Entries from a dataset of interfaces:
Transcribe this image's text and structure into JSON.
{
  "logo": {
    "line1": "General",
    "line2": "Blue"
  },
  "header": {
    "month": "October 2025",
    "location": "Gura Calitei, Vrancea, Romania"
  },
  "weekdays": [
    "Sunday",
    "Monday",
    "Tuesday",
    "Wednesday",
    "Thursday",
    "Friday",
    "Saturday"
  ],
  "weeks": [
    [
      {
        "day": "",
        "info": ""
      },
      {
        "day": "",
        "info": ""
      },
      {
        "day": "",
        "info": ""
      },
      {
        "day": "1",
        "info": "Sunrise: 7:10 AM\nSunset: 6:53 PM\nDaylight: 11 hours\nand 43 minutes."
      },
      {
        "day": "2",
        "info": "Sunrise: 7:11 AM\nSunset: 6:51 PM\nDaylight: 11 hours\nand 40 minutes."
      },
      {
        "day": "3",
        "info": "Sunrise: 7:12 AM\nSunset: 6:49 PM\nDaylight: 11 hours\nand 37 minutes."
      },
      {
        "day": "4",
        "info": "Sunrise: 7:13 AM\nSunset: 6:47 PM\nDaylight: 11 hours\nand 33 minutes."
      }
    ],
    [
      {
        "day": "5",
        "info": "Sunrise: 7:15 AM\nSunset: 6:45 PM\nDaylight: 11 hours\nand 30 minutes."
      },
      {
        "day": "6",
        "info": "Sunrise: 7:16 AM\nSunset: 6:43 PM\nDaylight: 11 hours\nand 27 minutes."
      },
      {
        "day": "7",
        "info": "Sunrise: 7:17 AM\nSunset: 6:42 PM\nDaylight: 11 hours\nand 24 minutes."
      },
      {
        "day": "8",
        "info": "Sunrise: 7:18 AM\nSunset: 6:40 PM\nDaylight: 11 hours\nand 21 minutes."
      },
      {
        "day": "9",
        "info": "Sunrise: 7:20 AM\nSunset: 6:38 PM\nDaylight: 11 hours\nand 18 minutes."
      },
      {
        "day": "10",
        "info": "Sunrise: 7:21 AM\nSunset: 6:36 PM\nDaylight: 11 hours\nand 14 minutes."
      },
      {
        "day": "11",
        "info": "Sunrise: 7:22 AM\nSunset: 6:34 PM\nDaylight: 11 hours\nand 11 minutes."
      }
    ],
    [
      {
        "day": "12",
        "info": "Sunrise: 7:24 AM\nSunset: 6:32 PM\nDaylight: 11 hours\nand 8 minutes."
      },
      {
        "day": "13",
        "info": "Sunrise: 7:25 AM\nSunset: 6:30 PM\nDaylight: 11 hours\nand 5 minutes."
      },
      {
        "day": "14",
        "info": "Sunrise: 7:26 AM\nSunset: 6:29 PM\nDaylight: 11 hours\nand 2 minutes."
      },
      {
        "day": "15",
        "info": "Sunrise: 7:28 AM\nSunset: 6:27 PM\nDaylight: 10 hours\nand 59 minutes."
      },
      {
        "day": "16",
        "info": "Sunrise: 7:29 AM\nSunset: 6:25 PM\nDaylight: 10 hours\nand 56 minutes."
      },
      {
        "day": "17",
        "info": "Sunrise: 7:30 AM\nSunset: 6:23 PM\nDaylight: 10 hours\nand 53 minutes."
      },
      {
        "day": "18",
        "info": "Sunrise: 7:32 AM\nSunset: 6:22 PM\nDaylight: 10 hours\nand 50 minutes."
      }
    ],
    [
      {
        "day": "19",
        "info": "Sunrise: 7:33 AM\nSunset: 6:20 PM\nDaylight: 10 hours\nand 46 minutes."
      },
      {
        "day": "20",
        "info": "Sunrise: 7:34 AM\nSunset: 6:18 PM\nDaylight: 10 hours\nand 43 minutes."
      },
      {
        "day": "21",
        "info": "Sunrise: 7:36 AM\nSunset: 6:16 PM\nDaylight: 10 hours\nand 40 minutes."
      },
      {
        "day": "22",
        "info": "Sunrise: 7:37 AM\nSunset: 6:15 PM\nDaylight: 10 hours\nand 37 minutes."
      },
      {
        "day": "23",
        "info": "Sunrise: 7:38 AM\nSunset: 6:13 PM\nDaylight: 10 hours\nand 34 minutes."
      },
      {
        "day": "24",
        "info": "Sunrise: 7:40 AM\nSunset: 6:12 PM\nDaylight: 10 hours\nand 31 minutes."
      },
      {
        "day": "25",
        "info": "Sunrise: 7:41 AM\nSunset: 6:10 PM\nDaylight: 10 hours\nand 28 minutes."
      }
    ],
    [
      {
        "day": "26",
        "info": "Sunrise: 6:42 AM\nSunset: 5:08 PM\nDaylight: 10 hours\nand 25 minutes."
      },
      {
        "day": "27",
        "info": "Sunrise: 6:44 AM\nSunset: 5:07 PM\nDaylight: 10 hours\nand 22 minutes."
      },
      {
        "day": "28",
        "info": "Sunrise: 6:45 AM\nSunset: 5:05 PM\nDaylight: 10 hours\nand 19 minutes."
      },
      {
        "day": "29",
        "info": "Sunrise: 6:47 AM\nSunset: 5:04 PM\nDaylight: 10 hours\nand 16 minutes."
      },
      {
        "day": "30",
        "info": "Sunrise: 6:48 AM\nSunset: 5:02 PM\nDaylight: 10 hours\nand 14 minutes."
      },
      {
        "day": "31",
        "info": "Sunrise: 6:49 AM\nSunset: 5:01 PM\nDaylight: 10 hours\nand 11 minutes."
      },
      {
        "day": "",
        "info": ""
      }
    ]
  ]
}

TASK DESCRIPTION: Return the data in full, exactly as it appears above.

SOLUTION TO THIS EXERCISE:
Transcribe this image's text and structure into JSON.
{
  "logo": {
    "line1": "General",
    "line2": "Blue"
  },
  "header": {
    "month": "October 2025",
    "location": "Gura Calitei, Vrancea, Romania"
  },
  "weekdays": [
    "Sunday",
    "Monday",
    "Tuesday",
    "Wednesday",
    "Thursday",
    "Friday",
    "Saturday"
  ],
  "weeks": [
    [
      {
        "day": "",
        "info": ""
      },
      {
        "day": "",
        "info": ""
      },
      {
        "day": "",
        "info": ""
      },
      {
        "day": "1",
        "info": "Sunrise: 7:10 AM\nSunset: 6:53 PM\nDaylight: 11 hours\nand 43 minutes."
      },
      {
        "day": "2",
        "info": "Sunrise: 7:11 AM\nSunset: 6:51 PM\nDaylight: 11 hours\nand 40 minutes."
      },
      {
        "day": "3",
        "info": "Sunrise: 7:12 AM\nSunset: 6:49 PM\nDaylight: 11 hours\nand 37 minutes."
      },
      {
        "day": "4",
        "info": "Sunrise: 7:13 AM\nSunset: 6:47 PM\nDaylight: 11 hours\nand 33 minutes."
      }
    ],
    [
      {
        "day": "5",
        "info": "Sunrise: 7:15 AM\nSunset: 6:45 PM\nDaylight: 11 hours\nand 30 minutes."
      },
      {
        "day": "6",
        "info": "Sunrise: 7:16 AM\nSunset: 6:43 PM\nDaylight: 11 hours\nand 27 minutes."
      },
      {
        "day": "7",
        "info": "Sunrise: 7:17 AM\nSunset: 6:42 PM\nDaylight: 11 hours\nand 24 minutes."
      },
      {
        "day": "8",
        "info": "Sunrise: 7:18 AM\nSunset: 6:40 PM\nDaylight: 11 hours\nand 21 minutes."
      },
      {
        "day": "9",
        "info": "Sunrise: 7:20 AM\nSunset: 6:38 PM\nDaylight: 11 hours\nand 18 minutes."
      },
      {
        "day": "10",
        "info": "Sunrise: 7:21 AM\nSunset: 6:36 PM\nDaylight: 11 hours\nand 14 minutes."
      },
      {
        "day": "11",
        "info": "Sunrise: 7:22 AM\nSunset: 6:34 PM\nDaylight: 11 hours\nand 11 minutes."
      }
    ],
    [
      {
        "day": "12",
        "info": "Sunrise: 7:24 AM\nSunset: 6:32 PM\nDaylight: 11 hours\nand 8 minutes."
      },
      {
        "day": "13",
        "info": "Sunrise: 7:25 AM\nSunset: 6:30 PM\nDaylight: 11 hours\nand 5 minutes."
      },
      {
        "day": "14",
        "info": "Sunrise: 7:26 AM\nSunset: 6:29 PM\nDaylight: 11 hours\nand 2 minutes."
      },
      {
        "day": "15",
        "info": "Sunrise: 7:28 AM\nSunset: 6:27 PM\nDaylight: 10 hours\nand 59 minutes."
      },
      {
        "day": "16",
        "info": "Sunrise: 7:29 AM\nSunset: 6:25 PM\nDaylight: 10 hours\nand 56 minutes."
      },
      {
        "day": "17",
        "info": "Sunrise: 7:30 AM\nSunset: 6:23 PM\nDaylight: 10 hours\nand 53 minutes."
      },
      {
        "day": "18",
        "info": "Sunrise: 7:32 AM\nSunset: 6:22 PM\nDaylight: 10 hours\nand 50 minutes."
      }
    ],
    [
      {
        "day": "19",
        "info": "Sunrise: 7:33 AM\nSunset: 6:20 PM\nDaylight: 10 hours\nand 46 minutes."
      },
      {
        "day": "20",
        "info": "Sunrise: 7:34 AM\nSunset: 6:18 PM\nDaylight: 10 hours\nand 43 minutes."
      },
      {
        "day": "21",
        "info": "Sunrise: 7:36 AM\nSunset: 6:16 PM\nDaylight: 10 hours\nand 40 minutes."
      },
      {
        "day": "22",
        "info": "Sunrise: 7:37 AM\nSunset: 6:15 PM\nDaylight: 10 hours\nand 37 minutes."
      },
      {
        "day": "23",
        "info": "Sunrise: 7:38 AM\nSunset: 6:13 PM\nDaylight: 10 hours\nand 34 minutes."
      },
      {
        "day": "24",
        "info": "Sunrise: 7:40 AM\nSunset: 6:12 PM\nDaylight: 10 hours\nand 31 minutes."
      },
      {
        "day": "25",
        "info": "Sunrise: 7:41 AM\nSunset: 6:10 PM\nDaylight: 10 hours\nand 28 minutes."
      }
    ],
    [
      {
        "day": "26",
        "info": "Sunrise: 6:42 AM\nSunset: 5:08 PM\nDaylight: 10 hours\nand 25 minutes."
      },
      {
        "day": "27",
        "info": "Sunrise: 6:44 AM\nSunset: 5:07 PM\nDaylight: 10 hours\nand 22 minutes."
      },
      {
        "day": "28",
        "info": "Sunrise: 6:45 AM\nSunset: 5:05 PM\nDaylight: 10 hours\nand 19 minutes."
      },
      {
        "day": "29",
        "info": "Sunrise: 6:47 AM\nSunset: 5:04 PM\nDaylight: 10 hours\nand 16 minutes."
      },
      {
        "day": "30",
        "info": "Sunrise: 6:48 AM\nSunset: 5:02 PM\nDaylight: 10 hours\nand 14 minutes."
      },
      {
        "day": "31",
        "info": "Sunrise: 6:49 AM\nSunset: 5:01 PM\nDaylight: 10 hours\nand 11 minutes."
      },
      {
        "day": "",
        "info": ""
      }
    ]
  ]
}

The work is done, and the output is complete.